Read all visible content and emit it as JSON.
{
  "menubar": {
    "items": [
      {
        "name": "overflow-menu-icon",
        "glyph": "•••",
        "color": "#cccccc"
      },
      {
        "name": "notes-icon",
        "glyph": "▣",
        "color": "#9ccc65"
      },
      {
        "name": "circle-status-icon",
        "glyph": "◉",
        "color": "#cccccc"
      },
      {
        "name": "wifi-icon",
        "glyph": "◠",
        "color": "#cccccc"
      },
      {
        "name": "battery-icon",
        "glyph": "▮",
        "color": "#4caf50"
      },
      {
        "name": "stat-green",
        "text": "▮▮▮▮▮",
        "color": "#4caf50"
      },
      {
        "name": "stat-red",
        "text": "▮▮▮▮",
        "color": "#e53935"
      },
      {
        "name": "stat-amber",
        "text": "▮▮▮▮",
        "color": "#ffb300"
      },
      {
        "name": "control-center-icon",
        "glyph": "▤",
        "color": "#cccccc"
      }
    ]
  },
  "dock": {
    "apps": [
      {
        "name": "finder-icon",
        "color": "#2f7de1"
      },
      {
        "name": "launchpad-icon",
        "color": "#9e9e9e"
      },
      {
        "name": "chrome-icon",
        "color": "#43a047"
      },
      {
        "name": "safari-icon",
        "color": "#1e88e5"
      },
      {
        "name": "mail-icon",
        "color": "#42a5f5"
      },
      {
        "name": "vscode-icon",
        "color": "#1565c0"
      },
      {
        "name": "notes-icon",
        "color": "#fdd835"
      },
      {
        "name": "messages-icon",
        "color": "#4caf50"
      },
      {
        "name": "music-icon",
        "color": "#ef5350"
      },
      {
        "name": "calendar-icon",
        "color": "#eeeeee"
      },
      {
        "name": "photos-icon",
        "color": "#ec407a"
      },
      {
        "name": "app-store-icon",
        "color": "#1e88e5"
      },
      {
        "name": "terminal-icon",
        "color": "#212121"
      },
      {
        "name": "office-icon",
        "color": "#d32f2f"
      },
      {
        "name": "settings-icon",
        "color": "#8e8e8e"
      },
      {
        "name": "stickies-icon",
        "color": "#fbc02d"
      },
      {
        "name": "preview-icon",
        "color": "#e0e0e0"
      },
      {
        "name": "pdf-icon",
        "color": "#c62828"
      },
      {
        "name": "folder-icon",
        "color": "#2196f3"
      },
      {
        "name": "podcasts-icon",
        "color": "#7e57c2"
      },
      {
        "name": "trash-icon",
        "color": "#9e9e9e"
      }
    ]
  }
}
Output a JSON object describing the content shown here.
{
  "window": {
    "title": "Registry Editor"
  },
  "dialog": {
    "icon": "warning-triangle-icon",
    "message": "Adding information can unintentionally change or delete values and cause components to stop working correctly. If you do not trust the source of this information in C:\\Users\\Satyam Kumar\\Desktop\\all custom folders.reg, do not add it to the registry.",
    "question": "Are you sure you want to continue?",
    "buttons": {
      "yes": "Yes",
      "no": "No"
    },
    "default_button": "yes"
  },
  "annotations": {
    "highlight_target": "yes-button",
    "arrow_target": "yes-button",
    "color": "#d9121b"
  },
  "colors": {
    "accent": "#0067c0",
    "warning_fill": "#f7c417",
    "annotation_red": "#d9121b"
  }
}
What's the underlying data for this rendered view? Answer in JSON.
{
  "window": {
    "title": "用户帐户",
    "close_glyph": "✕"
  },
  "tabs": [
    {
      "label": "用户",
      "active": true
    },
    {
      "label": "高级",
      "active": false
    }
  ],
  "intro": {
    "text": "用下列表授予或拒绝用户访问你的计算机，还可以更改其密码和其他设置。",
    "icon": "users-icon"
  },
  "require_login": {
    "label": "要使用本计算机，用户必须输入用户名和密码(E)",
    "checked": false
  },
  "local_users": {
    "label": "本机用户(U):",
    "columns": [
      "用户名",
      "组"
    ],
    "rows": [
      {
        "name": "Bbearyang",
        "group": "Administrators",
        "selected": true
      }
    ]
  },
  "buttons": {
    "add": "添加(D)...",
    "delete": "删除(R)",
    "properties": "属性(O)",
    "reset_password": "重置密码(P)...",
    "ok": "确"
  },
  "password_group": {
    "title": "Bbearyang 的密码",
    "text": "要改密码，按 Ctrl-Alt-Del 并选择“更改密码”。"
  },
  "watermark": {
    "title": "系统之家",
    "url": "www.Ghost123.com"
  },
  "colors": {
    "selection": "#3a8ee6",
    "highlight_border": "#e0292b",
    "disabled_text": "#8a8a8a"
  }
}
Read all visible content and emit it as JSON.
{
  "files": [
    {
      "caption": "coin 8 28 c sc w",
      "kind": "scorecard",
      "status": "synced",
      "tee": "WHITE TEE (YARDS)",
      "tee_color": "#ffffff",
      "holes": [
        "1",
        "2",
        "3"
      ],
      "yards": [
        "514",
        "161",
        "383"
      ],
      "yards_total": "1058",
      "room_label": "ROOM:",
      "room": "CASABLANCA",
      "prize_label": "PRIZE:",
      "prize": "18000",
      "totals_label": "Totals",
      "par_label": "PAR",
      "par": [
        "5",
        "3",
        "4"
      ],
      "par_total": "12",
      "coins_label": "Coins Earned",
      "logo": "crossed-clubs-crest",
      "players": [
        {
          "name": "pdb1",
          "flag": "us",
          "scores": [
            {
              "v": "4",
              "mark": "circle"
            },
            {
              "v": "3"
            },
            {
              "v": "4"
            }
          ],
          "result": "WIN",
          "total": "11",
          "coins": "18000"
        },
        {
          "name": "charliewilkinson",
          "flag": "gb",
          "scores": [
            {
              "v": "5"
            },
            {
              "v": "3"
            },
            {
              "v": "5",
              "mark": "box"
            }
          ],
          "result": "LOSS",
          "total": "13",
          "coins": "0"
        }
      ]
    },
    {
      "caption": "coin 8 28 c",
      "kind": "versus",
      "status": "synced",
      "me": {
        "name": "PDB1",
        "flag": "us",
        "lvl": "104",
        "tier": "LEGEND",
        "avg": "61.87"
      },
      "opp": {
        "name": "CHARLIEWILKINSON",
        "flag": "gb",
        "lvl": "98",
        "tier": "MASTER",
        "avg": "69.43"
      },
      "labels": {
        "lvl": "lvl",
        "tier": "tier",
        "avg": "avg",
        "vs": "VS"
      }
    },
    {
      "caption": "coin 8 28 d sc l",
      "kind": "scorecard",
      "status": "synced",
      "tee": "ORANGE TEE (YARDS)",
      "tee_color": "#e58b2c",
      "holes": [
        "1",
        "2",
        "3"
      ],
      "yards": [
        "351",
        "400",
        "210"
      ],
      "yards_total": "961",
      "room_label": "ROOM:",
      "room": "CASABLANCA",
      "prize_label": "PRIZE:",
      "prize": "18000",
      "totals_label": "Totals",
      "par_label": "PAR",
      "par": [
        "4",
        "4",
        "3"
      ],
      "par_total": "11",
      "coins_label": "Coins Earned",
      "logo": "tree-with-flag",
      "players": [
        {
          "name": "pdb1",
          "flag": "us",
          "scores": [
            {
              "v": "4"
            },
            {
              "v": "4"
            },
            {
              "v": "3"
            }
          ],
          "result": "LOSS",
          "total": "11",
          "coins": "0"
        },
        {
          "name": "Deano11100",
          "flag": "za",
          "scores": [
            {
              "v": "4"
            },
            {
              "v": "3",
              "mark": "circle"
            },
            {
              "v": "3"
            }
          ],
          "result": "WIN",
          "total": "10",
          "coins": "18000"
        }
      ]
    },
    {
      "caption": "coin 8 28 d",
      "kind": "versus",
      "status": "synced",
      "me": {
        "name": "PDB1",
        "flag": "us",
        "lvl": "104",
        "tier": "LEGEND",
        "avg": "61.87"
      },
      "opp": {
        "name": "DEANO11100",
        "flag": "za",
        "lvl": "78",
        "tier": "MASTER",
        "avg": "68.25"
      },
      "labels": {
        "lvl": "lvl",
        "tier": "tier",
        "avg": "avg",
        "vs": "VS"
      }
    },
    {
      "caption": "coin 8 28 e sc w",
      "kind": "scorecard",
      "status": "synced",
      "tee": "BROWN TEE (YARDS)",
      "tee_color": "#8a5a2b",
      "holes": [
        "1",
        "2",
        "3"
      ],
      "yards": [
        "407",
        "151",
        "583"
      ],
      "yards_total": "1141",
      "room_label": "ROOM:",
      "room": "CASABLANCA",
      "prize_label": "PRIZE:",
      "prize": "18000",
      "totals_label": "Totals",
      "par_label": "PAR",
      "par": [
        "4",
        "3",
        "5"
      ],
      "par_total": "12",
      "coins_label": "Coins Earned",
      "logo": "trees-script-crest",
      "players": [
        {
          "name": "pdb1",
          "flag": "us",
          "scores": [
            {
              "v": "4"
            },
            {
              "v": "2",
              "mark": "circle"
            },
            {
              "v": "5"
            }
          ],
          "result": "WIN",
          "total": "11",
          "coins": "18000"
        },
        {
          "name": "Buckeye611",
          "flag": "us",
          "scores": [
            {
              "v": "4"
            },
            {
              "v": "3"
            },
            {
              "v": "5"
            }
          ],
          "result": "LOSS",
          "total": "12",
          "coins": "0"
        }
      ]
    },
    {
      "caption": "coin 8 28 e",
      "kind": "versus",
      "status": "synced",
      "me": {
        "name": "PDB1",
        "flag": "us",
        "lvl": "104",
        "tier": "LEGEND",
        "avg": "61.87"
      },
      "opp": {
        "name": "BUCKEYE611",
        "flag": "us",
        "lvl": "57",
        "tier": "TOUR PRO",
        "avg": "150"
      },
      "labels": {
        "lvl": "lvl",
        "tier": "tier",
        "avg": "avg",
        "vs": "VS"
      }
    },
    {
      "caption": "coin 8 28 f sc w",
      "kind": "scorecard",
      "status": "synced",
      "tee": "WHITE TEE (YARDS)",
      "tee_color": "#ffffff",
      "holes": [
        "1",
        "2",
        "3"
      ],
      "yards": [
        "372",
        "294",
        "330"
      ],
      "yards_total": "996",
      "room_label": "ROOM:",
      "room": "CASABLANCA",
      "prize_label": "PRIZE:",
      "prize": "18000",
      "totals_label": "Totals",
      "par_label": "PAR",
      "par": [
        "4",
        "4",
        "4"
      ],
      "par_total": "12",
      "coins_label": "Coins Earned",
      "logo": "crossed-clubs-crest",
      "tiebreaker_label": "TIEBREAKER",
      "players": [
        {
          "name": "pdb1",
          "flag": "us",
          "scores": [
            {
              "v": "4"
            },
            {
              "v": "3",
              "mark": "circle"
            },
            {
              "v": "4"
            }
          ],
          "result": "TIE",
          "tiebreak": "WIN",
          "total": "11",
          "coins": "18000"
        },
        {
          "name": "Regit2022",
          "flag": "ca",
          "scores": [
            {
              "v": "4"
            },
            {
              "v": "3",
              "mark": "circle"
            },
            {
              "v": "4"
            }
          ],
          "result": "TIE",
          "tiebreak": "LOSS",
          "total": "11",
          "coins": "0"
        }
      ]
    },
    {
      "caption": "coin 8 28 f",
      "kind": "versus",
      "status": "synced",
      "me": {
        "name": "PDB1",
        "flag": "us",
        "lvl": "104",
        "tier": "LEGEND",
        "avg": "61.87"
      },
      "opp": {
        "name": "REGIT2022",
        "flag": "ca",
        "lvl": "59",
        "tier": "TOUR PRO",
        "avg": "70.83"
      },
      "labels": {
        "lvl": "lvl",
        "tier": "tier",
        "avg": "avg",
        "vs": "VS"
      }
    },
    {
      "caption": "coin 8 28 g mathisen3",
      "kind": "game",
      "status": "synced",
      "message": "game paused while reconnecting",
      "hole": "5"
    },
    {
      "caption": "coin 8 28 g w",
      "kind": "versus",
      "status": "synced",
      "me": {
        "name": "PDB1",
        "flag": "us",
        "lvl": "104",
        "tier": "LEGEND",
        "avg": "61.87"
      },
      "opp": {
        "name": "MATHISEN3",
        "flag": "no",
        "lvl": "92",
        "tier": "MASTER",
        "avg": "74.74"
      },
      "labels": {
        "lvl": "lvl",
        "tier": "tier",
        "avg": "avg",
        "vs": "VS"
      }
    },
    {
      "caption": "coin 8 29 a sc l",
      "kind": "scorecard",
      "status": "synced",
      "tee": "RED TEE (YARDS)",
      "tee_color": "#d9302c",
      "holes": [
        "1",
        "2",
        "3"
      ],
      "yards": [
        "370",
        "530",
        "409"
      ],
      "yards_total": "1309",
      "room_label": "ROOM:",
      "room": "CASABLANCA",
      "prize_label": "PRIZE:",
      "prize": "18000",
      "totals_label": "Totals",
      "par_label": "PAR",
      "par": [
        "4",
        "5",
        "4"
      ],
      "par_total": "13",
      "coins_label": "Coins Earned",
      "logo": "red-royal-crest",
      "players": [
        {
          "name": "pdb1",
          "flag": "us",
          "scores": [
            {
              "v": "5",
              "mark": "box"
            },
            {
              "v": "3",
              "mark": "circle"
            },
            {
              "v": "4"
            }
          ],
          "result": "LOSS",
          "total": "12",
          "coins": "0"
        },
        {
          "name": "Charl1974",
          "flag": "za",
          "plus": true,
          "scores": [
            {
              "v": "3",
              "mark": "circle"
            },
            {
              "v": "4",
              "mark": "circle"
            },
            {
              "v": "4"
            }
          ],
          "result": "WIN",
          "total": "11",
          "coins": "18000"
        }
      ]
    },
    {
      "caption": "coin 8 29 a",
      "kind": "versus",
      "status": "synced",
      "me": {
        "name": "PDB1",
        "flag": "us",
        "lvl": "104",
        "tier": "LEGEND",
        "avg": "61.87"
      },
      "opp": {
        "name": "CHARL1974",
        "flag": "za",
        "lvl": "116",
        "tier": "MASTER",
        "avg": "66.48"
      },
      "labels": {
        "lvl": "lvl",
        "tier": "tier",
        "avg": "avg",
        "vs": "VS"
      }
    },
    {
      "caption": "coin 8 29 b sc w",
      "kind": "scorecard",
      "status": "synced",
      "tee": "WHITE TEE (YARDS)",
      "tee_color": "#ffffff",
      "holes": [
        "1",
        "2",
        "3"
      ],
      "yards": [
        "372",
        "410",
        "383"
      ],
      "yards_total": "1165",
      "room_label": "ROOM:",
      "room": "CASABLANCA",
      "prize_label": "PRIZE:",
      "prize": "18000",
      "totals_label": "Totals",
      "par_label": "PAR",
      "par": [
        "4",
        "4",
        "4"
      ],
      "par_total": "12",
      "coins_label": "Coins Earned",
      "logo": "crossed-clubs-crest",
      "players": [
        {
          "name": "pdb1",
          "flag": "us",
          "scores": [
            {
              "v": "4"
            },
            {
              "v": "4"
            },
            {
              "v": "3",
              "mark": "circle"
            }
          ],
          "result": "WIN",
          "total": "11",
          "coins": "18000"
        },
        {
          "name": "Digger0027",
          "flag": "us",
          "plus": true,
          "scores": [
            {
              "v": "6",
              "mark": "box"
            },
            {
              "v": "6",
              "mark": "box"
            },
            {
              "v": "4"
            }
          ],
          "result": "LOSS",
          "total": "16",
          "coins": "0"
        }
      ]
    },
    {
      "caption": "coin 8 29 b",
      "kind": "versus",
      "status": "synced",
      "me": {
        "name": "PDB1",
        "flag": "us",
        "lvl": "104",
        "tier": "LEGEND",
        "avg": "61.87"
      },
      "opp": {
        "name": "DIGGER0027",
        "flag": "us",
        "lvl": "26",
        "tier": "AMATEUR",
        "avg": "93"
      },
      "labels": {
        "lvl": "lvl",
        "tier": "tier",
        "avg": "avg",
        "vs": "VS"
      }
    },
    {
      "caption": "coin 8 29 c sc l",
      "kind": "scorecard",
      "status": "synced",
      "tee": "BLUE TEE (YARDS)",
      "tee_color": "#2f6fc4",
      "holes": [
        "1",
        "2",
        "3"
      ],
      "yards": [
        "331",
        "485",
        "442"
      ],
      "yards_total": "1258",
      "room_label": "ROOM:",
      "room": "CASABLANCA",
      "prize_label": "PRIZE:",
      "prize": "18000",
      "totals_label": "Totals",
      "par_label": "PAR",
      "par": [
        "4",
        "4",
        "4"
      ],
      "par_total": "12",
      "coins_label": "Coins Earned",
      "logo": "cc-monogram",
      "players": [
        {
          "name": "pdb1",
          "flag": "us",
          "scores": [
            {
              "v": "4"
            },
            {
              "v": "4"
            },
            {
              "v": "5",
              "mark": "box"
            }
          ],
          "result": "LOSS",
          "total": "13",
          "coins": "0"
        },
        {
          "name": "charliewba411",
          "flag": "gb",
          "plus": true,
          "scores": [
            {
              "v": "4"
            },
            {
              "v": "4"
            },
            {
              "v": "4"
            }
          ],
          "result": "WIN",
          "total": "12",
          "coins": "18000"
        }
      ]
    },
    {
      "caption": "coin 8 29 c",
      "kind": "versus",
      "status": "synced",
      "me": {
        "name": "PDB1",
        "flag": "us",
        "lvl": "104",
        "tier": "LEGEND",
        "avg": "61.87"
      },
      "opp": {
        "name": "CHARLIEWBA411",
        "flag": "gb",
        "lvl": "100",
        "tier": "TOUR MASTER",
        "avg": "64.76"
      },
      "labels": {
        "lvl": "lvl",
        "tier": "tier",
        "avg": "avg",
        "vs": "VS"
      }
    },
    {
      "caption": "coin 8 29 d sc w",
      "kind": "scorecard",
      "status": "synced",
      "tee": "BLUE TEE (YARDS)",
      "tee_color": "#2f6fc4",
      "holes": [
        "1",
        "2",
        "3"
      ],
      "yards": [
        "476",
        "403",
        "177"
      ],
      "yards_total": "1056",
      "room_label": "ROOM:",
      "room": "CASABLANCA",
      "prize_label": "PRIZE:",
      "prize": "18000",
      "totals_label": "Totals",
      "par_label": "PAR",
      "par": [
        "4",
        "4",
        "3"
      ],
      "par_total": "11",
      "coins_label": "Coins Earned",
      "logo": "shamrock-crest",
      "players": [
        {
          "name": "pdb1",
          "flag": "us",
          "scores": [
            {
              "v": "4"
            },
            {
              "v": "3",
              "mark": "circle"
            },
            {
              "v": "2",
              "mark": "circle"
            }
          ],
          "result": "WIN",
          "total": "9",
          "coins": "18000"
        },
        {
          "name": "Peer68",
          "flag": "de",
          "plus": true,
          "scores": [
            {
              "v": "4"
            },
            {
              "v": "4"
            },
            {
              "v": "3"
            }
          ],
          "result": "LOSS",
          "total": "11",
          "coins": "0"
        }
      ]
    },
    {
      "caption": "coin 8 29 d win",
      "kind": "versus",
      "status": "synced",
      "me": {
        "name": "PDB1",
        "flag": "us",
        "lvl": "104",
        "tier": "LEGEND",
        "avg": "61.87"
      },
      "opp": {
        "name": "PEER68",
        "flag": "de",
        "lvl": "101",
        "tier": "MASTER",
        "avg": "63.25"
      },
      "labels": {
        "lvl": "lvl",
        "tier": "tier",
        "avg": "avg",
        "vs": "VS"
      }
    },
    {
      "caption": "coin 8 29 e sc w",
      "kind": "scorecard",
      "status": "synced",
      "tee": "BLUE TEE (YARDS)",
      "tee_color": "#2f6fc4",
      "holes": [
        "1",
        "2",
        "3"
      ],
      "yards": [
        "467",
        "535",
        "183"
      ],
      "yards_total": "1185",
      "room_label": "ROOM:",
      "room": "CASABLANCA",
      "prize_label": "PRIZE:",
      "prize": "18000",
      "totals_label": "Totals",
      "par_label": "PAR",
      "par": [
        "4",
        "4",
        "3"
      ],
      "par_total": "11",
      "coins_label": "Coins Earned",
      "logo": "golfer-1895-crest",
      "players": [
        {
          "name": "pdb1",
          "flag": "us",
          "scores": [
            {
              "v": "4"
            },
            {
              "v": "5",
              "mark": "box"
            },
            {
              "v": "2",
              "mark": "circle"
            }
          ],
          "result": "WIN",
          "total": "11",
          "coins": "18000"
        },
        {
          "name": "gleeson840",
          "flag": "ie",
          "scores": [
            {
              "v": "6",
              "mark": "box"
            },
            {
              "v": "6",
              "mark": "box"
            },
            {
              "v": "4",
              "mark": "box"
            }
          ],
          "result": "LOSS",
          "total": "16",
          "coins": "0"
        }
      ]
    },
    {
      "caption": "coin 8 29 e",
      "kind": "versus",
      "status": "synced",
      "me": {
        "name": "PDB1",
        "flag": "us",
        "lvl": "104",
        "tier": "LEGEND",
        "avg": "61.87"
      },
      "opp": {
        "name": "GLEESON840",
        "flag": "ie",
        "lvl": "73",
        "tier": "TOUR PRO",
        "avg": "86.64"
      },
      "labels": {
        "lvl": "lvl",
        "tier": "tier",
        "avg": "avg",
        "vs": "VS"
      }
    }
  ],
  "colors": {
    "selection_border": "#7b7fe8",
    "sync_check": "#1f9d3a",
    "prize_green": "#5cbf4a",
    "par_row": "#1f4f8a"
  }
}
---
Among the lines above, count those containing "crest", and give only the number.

7